Without further ado, here are the pics and captions.

Here she is!

The front panel is supposed to be metal but broke and was replaced with a fabricated plastic USDM panel. Some attention is needed.

The operation of the eyelids is intact but too much creative fabrication was done to repair the lids and mechanism over time. I will either fix them or break it while trying! The corners are USDM as part of the federalization process back in 1986.

The infamous cracking fenders have been repaired too many times but I don't plan to replace them as they are original and fit well. I will just need to refinish them.

The body is completely intact and in excellent shape aside from a few dings which I am assuming can be pulled by a professional.

Rear bumper sag. Other oddities are the center panel, which I am assuming was replaced with a USDM part, and the Si badge. I need to see if this car was supposed to have a 1.6i-16 badge, but according to John it always had an Si badge (which I have, it just fell off).

Still got this very important badge though!

Angle shot.

More federalization with the rear reflectors. I am planning to get back to a JDM spec on this car with the lighting, etc. But this is a pretty low priority.

There are some rust bubbles on the roof panel. Luckily I know just where to get a perfect fiberglass replacement! And yes, the roof works PERFECTLY.

The seats are in remarkable shape given the 25 year old age and usage of the car. Only one tear in the bolster, color is still charcoal instead of faded-to-blue, and there are only a few imperfections in the red areas.

John tossed in a Prelude steering column for the tilt function. I will be putting a CRX column back in.

All seems normal here, but I am nervous as to what I will find under the dash in terms op custom wiring.

All important EPA tag.

Weights and tire info, JDM and English translation.

First clue as to what is under the hood.

NOT the original 1.6 liter engine. John threw a rod racing it one time and had to replace it. Also, at some point, John eliminated the vacuum box and re-hosed everything in blue hose. I plan to get the engine bay back to the way Jackson Racing had it as much as possible, but this will be a daunting task.

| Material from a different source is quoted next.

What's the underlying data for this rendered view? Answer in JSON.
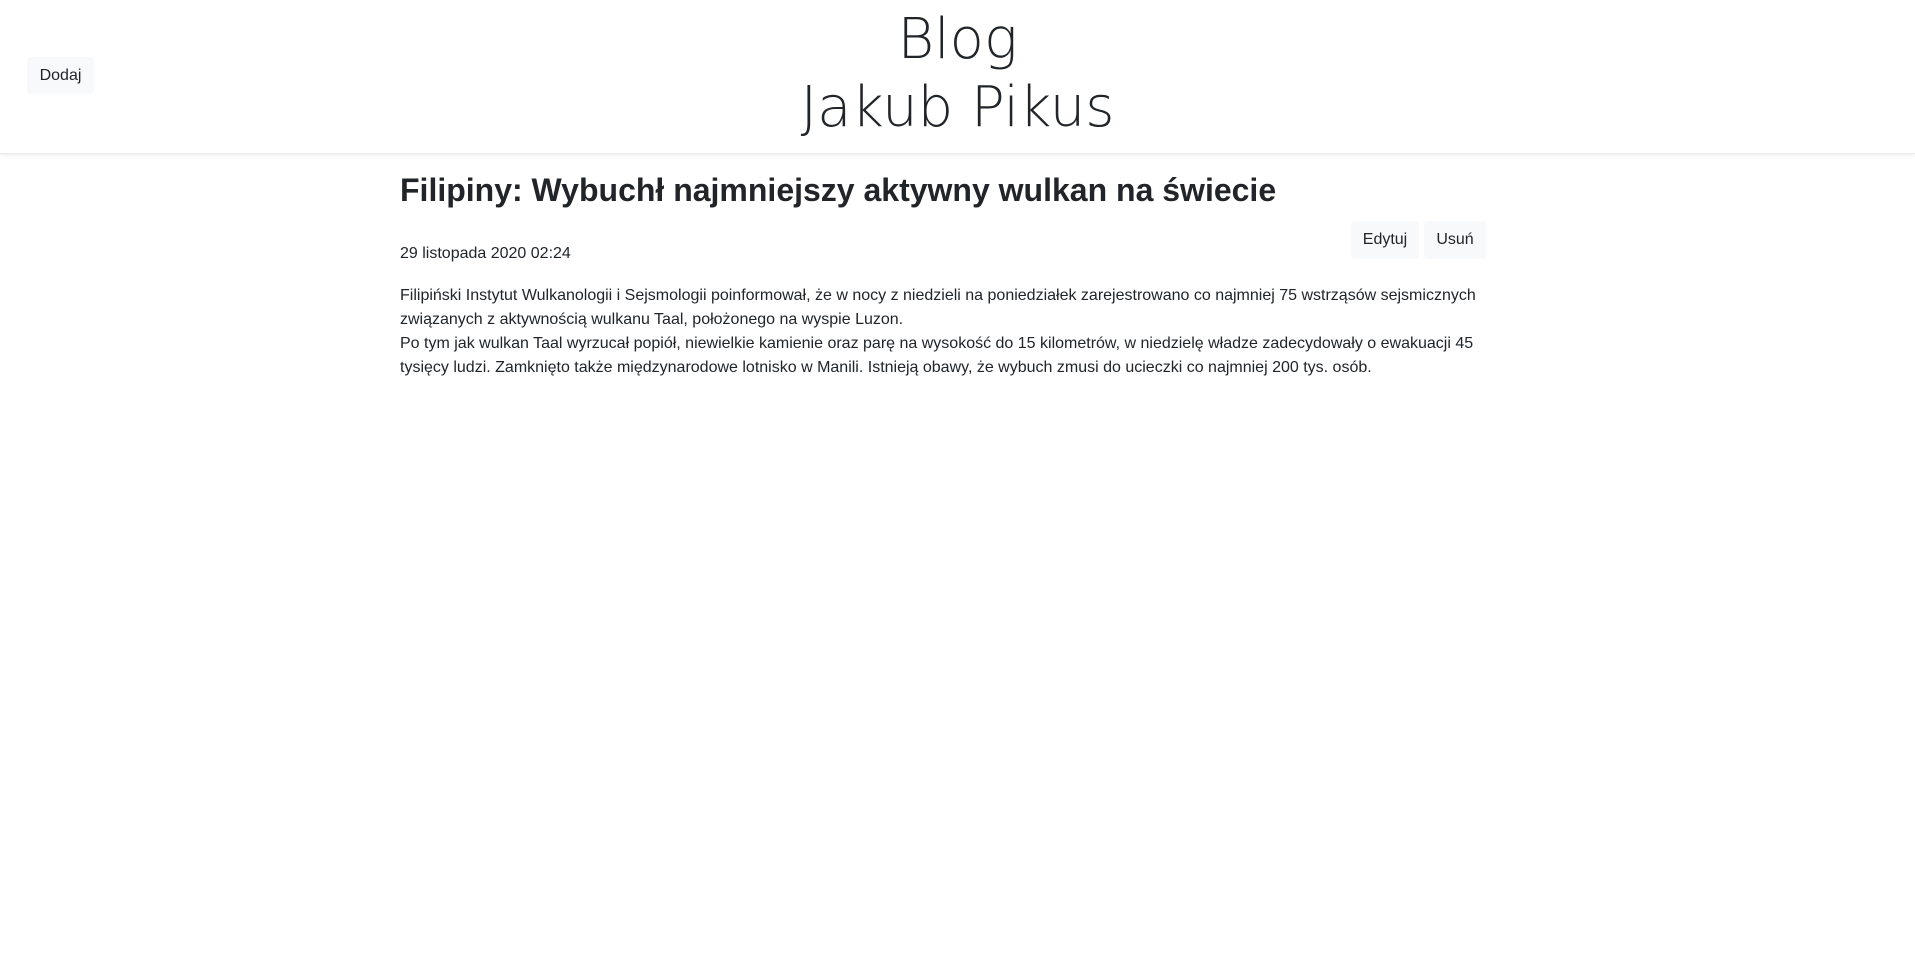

Still turbocharged, but the wastegate is propped open to prevent boost. John just got tired of replacing pistons. He even put Arias ones in and still had trouble. Didn't he know about ODB 1 conversions and Hondata S300s?

He had also refinished and braced all the turbo piping. He felt like it could have been made more securely from Jackson (I have to mildly agree given my experience with the SOHC kit in my previous CRX). He braced the pipes to the transmission an put flex in the system near the intercooler. I will have to go an audit the work, and may end up re-doing most of it.

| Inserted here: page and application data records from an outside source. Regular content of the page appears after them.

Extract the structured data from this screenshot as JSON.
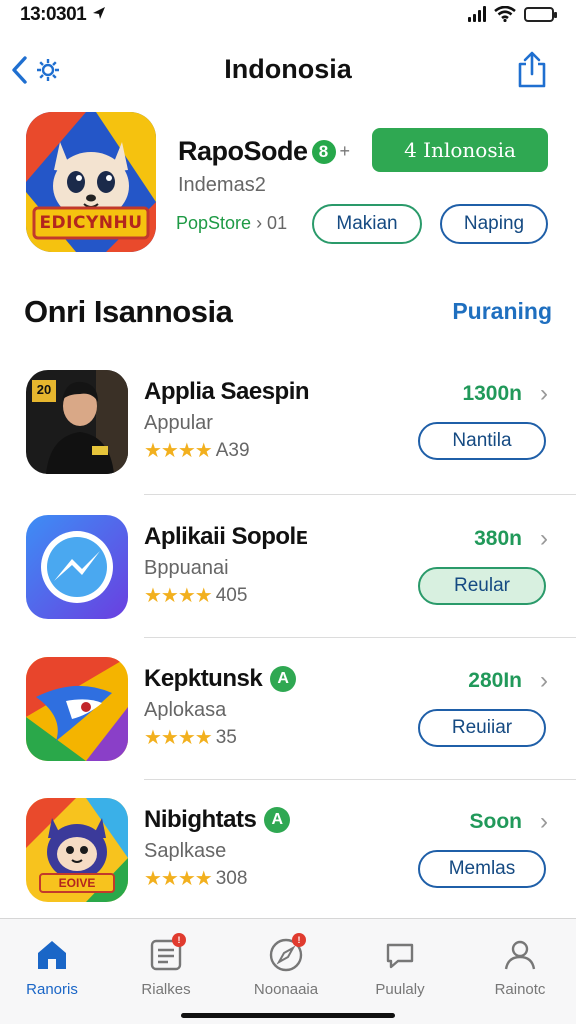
{
  "status_bar": {
    "time": "13:0301",
    "battery_color": "#2fb64a"
  },
  "nav": {
    "title": "Indonosia",
    "back_icon": "chevron-left-icon",
    "gear_icon": "gear-icon",
    "share_icon": "share-icon"
  },
  "hero": {
    "app_name": "RapoSode",
    "age_badge": "8",
    "age_plus": "+",
    "subtitle": "Indemas2",
    "store": "PopStore",
    "rank": " › 01",
    "icon_text": "EDICYNHU",
    "get_button": "4 Inlonosia",
    "pill_a": "Makian",
    "pill_b": "Naping",
    "accent": "#2fa852"
  },
  "section": {
    "title": "Onri Isannosia",
    "link": "Puraning",
    "link_color": "#1f6fbf"
  },
  "apps": [
    {
      "name": "Applia Saespin",
      "badge": "",
      "category": "Appular",
      "stars": "★★★★",
      "rating": "A39",
      "size": "1300n",
      "button": "Nantila",
      "filled": false,
      "icon_text": "20"
    },
    {
      "name": "Aplikaii Sopolᴇ",
      "badge": "",
      "category": "Bppuanai",
      "stars": "★★★★",
      "rating": "405",
      "size": "380n",
      "button": "Reular",
      "filled": true,
      "icon_text": ""
    },
    {
      "name": "Kepktunsk",
      "badge": "A",
      "category": "Aplokasa",
      "stars": "★★★★",
      "rating": "35",
      "size": "280In",
      "button": "Reuiiar",
      "filled": false,
      "icon_text": ""
    },
    {
      "name": "Nibightats",
      "badge": "A",
      "category": "Saplkase",
      "stars": "★★★★",
      "rating": "308",
      "size": "Soon",
      "button": "Memlas",
      "filled": false,
      "icon_text": "EOIVE"
    }
  ],
  "tabs": [
    {
      "label": "Ranoris",
      "icon": "home-icon",
      "badge": ""
    },
    {
      "label": "Rialkes",
      "icon": "list-icon",
      "badge": "!"
    },
    {
      "label": "Noonaaia",
      "icon": "compass-icon",
      "badge": "!"
    },
    {
      "label": "Puulaly",
      "icon": "chat-bubble-icon",
      "badge": ""
    },
    {
      "label": "Rainotc",
      "icon": "person-icon",
      "badge": ""
    }
  ]
}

One cool part I never had on my car, an ORIGINAL Twin Power Ignition Box!

Requisite VIN tag shot.

John's fabrication skills might come from questionable origins, but he is a stellar mechanic on these old Hondas. I expect this car to be tip top mechanically, and the bone-dry oil pan speaks in favor of this notion.

The sway bars are part of the suspension package Jackson installed back in the day. Also included were torsion bars (as of now unknown size), Tokico Illumina shocks, and progressive springs in the rear.

An idea of the rear sway bar arrangement.

I am anxious to get out and tinker, but not only is it 100+ degrees today, I am really afraid of getting into something I can’t finish. The car is going to sit and be tweaked on slowly a little at a time. I expect it to be many years before I get to a point where it will be exceptional. For now I am happy the CRX has a safe home and a mildly insane yet loving owner. I told myself I would not buy another CRX unless I could get a 1985 CRX Si in black in original condition. I think my stipulations have been met 1000-fold.

The car will be a bit of a marketing tool for Medieval-Pro parts, so you’ll likely see it again soon. If anyone wants to see the car in person, just set up an appointment with me through the contact link. I am happy to share it with any and all who are interested!